### [Task to carry out]
Check each line of the records below and collect those that include the word "description".

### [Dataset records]
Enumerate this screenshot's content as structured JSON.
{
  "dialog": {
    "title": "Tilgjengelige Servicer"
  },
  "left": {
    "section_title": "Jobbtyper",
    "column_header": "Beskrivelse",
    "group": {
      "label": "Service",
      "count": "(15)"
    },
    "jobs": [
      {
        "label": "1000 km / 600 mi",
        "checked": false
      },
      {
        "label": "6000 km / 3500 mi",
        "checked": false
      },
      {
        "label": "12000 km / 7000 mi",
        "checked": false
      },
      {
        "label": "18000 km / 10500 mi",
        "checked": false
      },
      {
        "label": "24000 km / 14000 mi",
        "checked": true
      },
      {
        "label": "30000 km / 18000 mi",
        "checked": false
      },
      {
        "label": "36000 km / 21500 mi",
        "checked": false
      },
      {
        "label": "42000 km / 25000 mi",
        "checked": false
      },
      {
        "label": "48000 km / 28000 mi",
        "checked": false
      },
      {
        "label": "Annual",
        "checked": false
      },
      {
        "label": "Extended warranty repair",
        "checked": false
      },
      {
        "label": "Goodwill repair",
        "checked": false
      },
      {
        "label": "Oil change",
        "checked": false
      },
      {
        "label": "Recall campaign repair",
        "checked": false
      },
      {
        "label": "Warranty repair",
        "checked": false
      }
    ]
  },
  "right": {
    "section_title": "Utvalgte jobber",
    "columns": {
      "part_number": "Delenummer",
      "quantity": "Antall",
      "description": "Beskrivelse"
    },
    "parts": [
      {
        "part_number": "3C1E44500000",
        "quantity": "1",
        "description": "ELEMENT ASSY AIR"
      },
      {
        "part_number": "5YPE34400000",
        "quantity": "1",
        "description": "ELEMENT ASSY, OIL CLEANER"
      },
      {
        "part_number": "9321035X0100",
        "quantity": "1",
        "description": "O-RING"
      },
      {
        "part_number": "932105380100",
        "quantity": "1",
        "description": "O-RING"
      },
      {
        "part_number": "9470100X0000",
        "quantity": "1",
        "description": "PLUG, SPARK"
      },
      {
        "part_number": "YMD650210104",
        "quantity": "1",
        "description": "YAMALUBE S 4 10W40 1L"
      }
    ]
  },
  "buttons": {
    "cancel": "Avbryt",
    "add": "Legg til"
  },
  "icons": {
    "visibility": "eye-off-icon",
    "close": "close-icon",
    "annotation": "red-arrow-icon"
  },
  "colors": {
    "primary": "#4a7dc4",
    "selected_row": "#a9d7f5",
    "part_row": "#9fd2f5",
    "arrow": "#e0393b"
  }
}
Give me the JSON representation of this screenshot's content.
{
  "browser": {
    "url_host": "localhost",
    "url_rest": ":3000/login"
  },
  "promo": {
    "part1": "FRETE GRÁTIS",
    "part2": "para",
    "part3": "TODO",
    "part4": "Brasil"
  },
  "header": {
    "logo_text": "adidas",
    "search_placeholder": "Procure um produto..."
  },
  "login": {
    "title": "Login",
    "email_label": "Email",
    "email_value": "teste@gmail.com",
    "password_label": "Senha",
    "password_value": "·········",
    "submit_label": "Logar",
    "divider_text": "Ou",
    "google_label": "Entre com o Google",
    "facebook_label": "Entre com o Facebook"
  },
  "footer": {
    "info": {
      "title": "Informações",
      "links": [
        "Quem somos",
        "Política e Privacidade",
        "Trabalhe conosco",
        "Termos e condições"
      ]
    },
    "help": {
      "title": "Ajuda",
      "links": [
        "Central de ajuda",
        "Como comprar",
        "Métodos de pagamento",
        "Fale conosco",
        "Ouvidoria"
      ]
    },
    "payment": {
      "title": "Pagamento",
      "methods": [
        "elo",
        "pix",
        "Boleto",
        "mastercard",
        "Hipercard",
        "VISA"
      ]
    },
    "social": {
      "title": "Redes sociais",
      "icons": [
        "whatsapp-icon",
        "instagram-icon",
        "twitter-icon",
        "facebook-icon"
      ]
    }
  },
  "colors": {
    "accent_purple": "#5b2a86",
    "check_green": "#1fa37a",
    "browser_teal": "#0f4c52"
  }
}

### [Solution below]
      "description": "Beskrivelse"
        "description": "ELEMENT ASSY AIR"
        "description": "ELEMENT ASSY, OIL CLEANER"
        "description": "O-RING"
        "description": "O-RING"
        "description": "PLUG, SPARK"
        "description": "YAMALUBE S 4 10W40 1L"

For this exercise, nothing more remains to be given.